I can hardly believe it myself–but yes, there are funded researchers who study whether Coca-Cola actually is an effective spermicide. But even more astonishing reports the LA Times is that America’s favorite carbonated beverage actually is an effective sperm immobilizer.…
September 28, 2007
Here are a few updates and extensions to recent posts on blog.bioethics.net:
Imported sperm shortage
After everyone seemed to have a good laugh about the ban on imports of donated Scandinavian sperm, Slate’s Explainer took up the question of whether donated sperm could transmit vCJD.…
September 20, 2007
The New York Post reported on Sunday that an FDA ban on imported sperm from 30 countries because of concerns about Creutzfeldt-Jakob disease has supplies of Scandinavian sperm at Cryos International’s NYC office running low (apparently Cryos is the place to go if you’re looking for blond hair and blue eyes).…
May 15, 2012 11:39 am
In households across the country, children conceived with donated sperm are struggling with serious genetic conditions inherited from men they have never met. The illnesses include heart defects, spinal muscular atrophy, neurofibromatosis type 1 and fragile X syndrome, the most common form of mental retardation in boys, among many others. Hundreds of cases have been documented, but it is likely there are thousands more, according to Wendy Kramer, founder of the Donor Sibling Registry, a Web site she started to help connect families with children who are offspring of the same sperm donor.
April 17, 2012 9:09 am
The Nuffield Council on Bioethics has launched an inquiry (1) on the ethics of disclosure in families with children conceived using donated reproductive tissue (i.e. eggs, sperm, or embryos). In spring 2013 the Council will publish a report on its findings, making policy recommendations where appropriate. This call for evidence is part of a long history of debate on the topic of disclosure in the UK and runs parallel to international debates in the USA, Canada (reported in BioNews 645), Australia (reported in BioNews 651), and Europe.
March 26, 2012 1:34 pm
After three years of trying to conceive, a married couple in the Netherlands in their early 30s learned they could not have a child because the husband produced no sperm. They did not want to use sperm donated from a stranger, partly because this would mean the child would not share genes with the husband’s side of the family. But because the husband had no brothers to donate, the couple seemed at a loss on how to pass on his gene pool.

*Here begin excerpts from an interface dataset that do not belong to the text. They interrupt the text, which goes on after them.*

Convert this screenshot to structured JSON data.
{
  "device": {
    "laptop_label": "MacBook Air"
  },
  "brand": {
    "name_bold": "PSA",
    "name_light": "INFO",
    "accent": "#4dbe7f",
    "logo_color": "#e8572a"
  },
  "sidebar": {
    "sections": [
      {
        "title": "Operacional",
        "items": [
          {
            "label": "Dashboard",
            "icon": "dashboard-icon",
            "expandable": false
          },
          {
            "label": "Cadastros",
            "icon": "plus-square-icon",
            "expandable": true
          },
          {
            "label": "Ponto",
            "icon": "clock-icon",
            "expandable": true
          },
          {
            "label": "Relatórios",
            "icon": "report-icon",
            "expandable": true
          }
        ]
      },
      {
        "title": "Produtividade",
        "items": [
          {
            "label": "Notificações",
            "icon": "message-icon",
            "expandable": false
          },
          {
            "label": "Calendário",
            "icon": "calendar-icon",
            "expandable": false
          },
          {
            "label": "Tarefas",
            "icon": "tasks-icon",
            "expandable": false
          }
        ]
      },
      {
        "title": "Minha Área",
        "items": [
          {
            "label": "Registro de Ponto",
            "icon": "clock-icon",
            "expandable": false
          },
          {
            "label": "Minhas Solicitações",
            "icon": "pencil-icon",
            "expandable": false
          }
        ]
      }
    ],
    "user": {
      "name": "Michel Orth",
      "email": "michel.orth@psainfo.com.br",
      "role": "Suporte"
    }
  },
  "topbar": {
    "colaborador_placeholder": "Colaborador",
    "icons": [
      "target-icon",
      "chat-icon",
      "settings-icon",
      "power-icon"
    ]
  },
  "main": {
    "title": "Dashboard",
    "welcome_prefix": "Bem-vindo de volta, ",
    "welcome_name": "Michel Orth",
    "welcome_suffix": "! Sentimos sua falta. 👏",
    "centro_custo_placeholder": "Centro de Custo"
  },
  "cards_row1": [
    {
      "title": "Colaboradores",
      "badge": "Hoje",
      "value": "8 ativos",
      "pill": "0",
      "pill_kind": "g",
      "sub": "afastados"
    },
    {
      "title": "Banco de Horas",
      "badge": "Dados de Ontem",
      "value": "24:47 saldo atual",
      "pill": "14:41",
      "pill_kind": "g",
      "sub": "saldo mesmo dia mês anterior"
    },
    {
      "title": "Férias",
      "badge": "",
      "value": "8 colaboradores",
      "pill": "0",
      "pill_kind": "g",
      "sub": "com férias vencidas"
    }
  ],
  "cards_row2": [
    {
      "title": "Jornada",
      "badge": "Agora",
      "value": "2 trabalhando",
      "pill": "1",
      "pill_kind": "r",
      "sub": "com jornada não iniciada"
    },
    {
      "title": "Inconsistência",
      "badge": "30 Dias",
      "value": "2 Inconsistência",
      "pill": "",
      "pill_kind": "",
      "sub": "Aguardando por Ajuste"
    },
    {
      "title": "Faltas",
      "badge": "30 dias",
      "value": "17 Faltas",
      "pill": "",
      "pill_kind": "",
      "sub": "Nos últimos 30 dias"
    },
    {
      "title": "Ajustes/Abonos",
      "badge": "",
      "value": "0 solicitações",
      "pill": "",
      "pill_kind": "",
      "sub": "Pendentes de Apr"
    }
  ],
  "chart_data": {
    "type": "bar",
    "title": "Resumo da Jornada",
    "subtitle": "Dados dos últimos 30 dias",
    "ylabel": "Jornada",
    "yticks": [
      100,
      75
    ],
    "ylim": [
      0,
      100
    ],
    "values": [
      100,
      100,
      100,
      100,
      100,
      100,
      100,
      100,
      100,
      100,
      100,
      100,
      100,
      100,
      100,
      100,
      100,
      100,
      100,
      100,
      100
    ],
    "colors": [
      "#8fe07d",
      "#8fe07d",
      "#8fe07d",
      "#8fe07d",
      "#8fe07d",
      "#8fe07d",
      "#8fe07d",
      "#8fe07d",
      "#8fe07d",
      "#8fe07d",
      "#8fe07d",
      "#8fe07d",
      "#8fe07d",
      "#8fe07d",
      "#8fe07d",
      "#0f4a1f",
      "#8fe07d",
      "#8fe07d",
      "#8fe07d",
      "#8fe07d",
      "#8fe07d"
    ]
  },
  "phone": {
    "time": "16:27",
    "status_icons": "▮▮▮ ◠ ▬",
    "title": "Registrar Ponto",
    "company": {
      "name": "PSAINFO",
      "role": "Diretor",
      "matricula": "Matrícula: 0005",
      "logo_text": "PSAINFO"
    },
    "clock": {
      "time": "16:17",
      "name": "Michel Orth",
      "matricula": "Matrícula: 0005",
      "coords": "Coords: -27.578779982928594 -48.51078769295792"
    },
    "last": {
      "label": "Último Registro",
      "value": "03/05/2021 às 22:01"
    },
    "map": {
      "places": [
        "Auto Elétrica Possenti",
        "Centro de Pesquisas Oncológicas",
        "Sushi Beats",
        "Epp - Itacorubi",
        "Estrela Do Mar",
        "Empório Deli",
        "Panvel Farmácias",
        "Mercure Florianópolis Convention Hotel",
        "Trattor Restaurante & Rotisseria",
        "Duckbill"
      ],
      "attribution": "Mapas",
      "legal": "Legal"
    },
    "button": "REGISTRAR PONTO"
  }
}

Then the couple thought of an unconventional solution: Use sperm from the husband’s father. The child produced from this union of egg and sperm would have a “father” who was his biological half- brother, and a “grandfather” who was his biological father.